If you guessed the business will lose roughly 50% of its customers you got it right. And replacing that sign with another one saying "going out of business" is only a matter of time.
Well, this simple concept of not discriminating against certain categories of customers seems to be too complicated to comprehend to the enlightened, open-minded liberals who run the mainstream media. To them, being Democrat ideologues and lapdogs for Obama trumps over their duty to be impartial observers and reporters of the news.
The result? The liberals in the media don't serve all their customers anymore, they only serve the 50% that agrees with them politically. The other 50% who they refuse to serve (or even badmouths) stops buying their product and refuse to put money in their pockets. Simple economics the mind of a liberal would never understand.
Here is another real life example of how this failure of the media management to serve all readers not only the liberal ones is claiming another victim: The Boston Globe.
Details of threat to close Globe emerge

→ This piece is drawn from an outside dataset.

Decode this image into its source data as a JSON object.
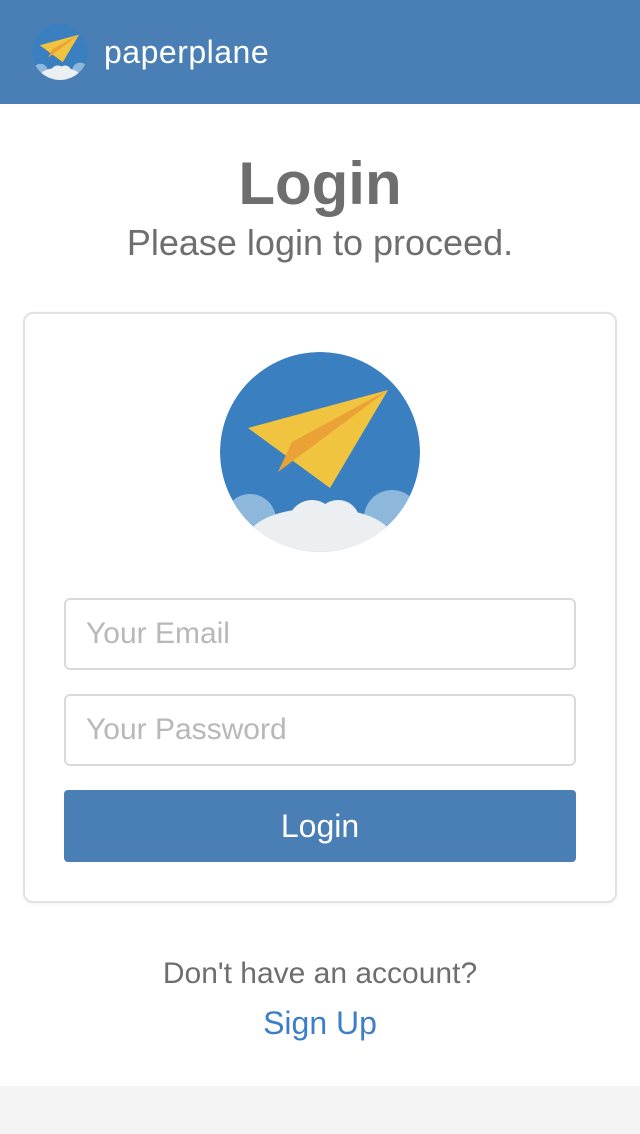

Storm over Morrissey Boulevard
There’s a mutinous mood on Morrissey Boulevard, as Boston Globe staffers lash out over a stunning ultimatum from parent company The New York Times [NYT] Co.
“They’re nickel-and-diming people,” said a Globe union official who spoke on condition of anonymity, adding that top executives at The New York Times Co., which owns the Globe, “have ruined” the sagging broadsheet.
On Thursday, Times executives told representatives from the Boston paper’s 13 unions that they must trim $20 million from their budgets by May 1 or the Times would shut the paper down.
The move came days after the Globe reduced its newsroom work force by about 70 employees, full and part time, through a mix of voluntary buyouts and layoffs.
“We’re going to go through the same thing three months later,” said a frustrated union boss.
Other outraged Globe staffers and area union leaders yesterday accused the Times of bullying tactics designed to make the money losing Morrissey Boulevard paper more attractive to a potential buyer, or just strongarm long-sought concessions from unions.
“They are trying to strip it down to the bare bones, and then they are either going to sell it or go all digital,” said a Globe union official.
“If you are a business owner, and you are looking to squeeze costs, this is the perfect time,” said another local union honcho.
Other Globe staffers grieved and worried for their paper. They spoke on condition of anonymity, citing the climate at the newspaper.
“A lot of people are really sad,” said one Globe reporter.
Times management declined to comment again yesterday.
Sources yesterday described an heated and acrimonious mood in the meeting between representatives of 13 Globe unions and Times and Globe executives who presented the deadline threat. They spoke on condition of anonymity, citing the climate at the newspaper.
“They were crying poormouth,” a union member said, “saying there’s no advertising revenues. Of course there’s no revenue. They just fired about 50 advertising solicitors three months ago.”
One union official pointed out to the Globe brass that company managers received bonuses earlier this year. “That set them back,” a union source said.
Boston Newspaper Guild President Daniel Totten, who represents the paper’s largest union, issued a memo Friday to members saying the unions have already given up more than their fair share in recent years.
But newspaper analysts say the guild is likely to give in to management demands, which include proposals for pay cuts, the end of pension contributions and the elimination of lifetime job guarantees for longtime staffers.
“They will give in, right away,” said Douglas McIntyre, editor of 24/7 Wall Street, a New York financial media company. “A 20 percent cut is better than a 100 percent job loss.”
The Globe — which was bought in 1993 in a $1.1 billion New England media package — reportedly is on track to lose $85 million this year without the concessions. The Times Company lost almost $58 million last year.
Those losses come amid an unforgiving climate for print media: In the past month, the revenue-losing Rocky Mountain News closed, the Chicago Sun-Times declared bankruptcy, and the Seattle Post- Intelligencer laid off almost its entire staff and went online.
“The New York Times Company can’t afford to keep the Boston Globe open,” McIntyre said. “The Globe lost $50 million last year, and that could keep going up.”
I have a suggestion for an emergency plan that may help cut costs and keep them afloat for a while: lay off all the reporters, you don't need them. Their news come from one source: the Democrat National Committee.